Since dawn of time, they have been sled dogs.
A recent DNA testing claims that the breed, Siberian Husky, is one of the oldest living species of the Canidae family (better known as the Canine family). Siberian Huskies date back to the ice age, when they pulled sleds of the earliest humans and aided them for survival.
Siberian Huskies are native to the Inuit (or Chukchi) people of the Northern Hemisphere of Asia. The word “husky” was a derivative of the word “eskie,” which means Eskimo. In the past, they were even called “Eskimo Dogs.”
Although some scholars do not bite this theory, it is dominantly believed that Eskimos used the same breed of dogs to migrate through land bridges during and after the ice age, particularly in and out of Alaska and through the Bering Strait.
Siberian Huskies were a major contribution to the survival of the Inuit tribes. From that point on, their value as sled dogs have been so consistent. Early in the nineteen hundreds, Siberian Huskies were imported to Alaska for the Gold Rush–the hyped discovery and exploration for gold mines as well as migrations of workers from Australia, Canada, South Africa, and United States. Afterwards the breed contended for the All-Alaska Sweepstakes Sled Dog Competition, a 408 mile race to and fro the cities of Nome and Candle in Alaska.
However in 1930 as the Soviet Union closed all its market trade routes, the importation of Siberian Huskies has greatly declined. Most of the Siberian Huskies we have at present are barely descendants of pure Siberian Huskies; such are crossbreeds from Norwegian sled dogs and the likes.
On the brighter side, the AKC or American Kennel Club recognized Siberian Huskies as official dog breeds of Canada. And, years later Siberian Huskies were used for major explorations on the North and South poles. Richard E. Byrd, a well known explorer, brought 50 huskies with him in a 16,000 mile expedition of the Antarctic coast.
Nowadays Siberian Huskies are still being used for sled races and sporting competitions. In some countries (though rare), huskies are even being trained for police enforcement because of their excellent sniffing and instinctive abilities that surpasses other breeds.
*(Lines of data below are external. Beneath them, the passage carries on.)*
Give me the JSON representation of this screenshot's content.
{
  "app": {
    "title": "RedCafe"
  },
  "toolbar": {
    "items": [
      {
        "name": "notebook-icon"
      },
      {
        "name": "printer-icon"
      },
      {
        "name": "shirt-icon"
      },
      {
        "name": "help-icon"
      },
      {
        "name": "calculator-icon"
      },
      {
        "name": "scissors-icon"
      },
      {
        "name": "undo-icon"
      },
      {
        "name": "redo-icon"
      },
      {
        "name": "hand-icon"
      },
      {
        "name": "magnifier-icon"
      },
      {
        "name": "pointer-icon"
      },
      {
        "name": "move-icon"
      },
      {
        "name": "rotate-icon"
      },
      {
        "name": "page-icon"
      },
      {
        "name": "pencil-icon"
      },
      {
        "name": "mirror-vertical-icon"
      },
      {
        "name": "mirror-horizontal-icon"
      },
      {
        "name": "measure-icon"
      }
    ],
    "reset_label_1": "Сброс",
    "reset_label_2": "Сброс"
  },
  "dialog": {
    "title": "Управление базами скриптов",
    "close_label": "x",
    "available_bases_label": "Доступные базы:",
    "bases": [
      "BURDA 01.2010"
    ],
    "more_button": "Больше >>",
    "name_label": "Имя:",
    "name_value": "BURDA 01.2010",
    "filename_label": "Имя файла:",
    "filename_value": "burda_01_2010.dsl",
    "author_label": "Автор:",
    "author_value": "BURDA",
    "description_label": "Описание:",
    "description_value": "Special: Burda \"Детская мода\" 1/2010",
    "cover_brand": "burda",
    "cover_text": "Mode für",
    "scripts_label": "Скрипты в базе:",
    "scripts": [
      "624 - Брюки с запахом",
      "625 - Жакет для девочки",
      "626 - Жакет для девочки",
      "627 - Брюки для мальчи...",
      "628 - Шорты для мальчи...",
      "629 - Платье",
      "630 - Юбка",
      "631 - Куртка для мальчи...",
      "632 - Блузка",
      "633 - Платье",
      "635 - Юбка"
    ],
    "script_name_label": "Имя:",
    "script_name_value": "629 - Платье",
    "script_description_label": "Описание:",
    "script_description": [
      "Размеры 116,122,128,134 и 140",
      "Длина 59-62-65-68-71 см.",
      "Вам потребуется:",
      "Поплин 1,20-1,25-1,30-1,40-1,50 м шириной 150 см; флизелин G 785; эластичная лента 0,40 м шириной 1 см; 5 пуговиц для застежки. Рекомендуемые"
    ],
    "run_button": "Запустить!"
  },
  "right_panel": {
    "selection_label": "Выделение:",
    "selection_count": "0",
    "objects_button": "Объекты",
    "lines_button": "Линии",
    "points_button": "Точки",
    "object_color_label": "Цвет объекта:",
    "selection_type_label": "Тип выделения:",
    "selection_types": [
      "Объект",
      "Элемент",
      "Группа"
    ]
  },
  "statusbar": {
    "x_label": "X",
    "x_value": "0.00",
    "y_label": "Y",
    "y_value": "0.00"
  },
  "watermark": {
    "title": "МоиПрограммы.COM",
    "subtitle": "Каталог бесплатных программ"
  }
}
Siberian Huskies up to the present have not outlived their usefulness, nor they ever will.
Because of Siberian Huskies’ propitious assets, their pages in history were written with epic treks, advents, and achievements–all the more reason people should love the dog breed, Siberian Huskies!